Oak openings are fire-dependent savannahs (grasslands) dominated by oak trees and are rare ecological areas, especially in upstate New York. The oak opening created at Ganondagan consists of warm-season grasses (grasses that thrive in the heat of the summer), wildflowers and large oak trees along the surrounding wood edge. Spring fire management promotes lush growth of warm-season grasses and oak trees. Controlled fires also suppress grassland succession (gradual changes in plant species in an ecosystem), provide fertilizer in the form of plant ash, reducing plant height to allow sunlight to reach new (young) plants and hinder the development of invasive species. The fire management of oak openings such as the Grassland Management Area have historically maintained their species composition mainly due to wildfires, to utilize this historic management technique OPRHP will be conducting a prescribed burn. A prescribed burn is a well-planned fire managed by trained firefighting professionals with specific plans in place to keep smoke high and away from the public.

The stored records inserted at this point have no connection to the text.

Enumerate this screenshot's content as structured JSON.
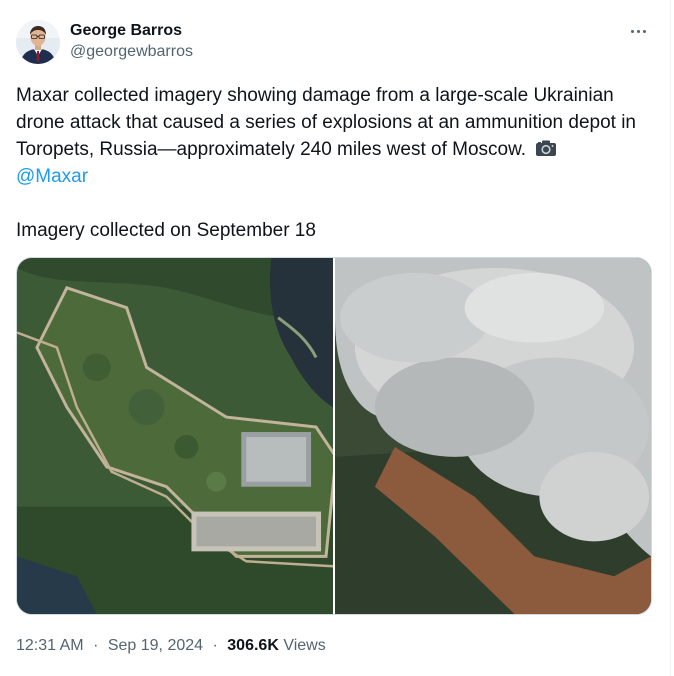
{
  "author": {
    "display_name": "George Barros",
    "handle": "@georgewbarros"
  },
  "tweet": {
    "text": "Maxar collected imagery showing damage from a large-scale Ukrainian drone attack that caused a series of explosions at an ammunition depot in Toropets, Russia—approximately 240 miles west of Moscow.",
    "camera_icon": "camera-icon",
    "mention": "@Maxar",
    "subtext": "Imagery collected on September 18"
  },
  "meta": {
    "time": "12:31 AM",
    "date": "Sep 19, 2024",
    "separator": "·",
    "views_count": "306.6K",
    "views_label": "Views"
  },
  "colors": {
    "link": "#1d9bf0",
    "secondary_text": "#536471",
    "primary_text": "#0f1419"
  }
}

Proper permits and permissions have been received for OPRHP staff to conduct a prescribed burn at the Grassland Management Area in spring of 2016. The burn will cover 20 acres in the first year and help maintain the plant communities of the Grassland Management Area that are representative of the Town of Ganondagan in the 17th century.

When you visit  Ganondagan’s oak opening, look for native plants include big bluestem (Andropogon gerardii), little bluestem (Schizachyrium scoparium), Indian grass (Sorghastrum nutans), black-eyed Susan (Rudbeckia hirta), tall white beardtongue (Penstemon digitalis), smooth blue aster (Aster laevis), New England aster (Aster novae-angliae), zigzag aster (Aster prenanthoides), and Indian hemp (Apocynum cannabinum).

Throughout the year, the grassland at Ganondagan are a delight to visit.  In spring, it is a lush open area of low, green grasses where chirps and buzzes can be heard above anything else. In the late summer it transforms itself into a beautiful 8-foot tall wonderland of wildflowers and golden brown grasses with different seed head patterns, where you can watch even the slightest of breezes wave through all 80 acres!

Post by Whitney Carleton, OPRHP. Photos by Whitney Carleton and Alexis Van Winkle, OPRHP.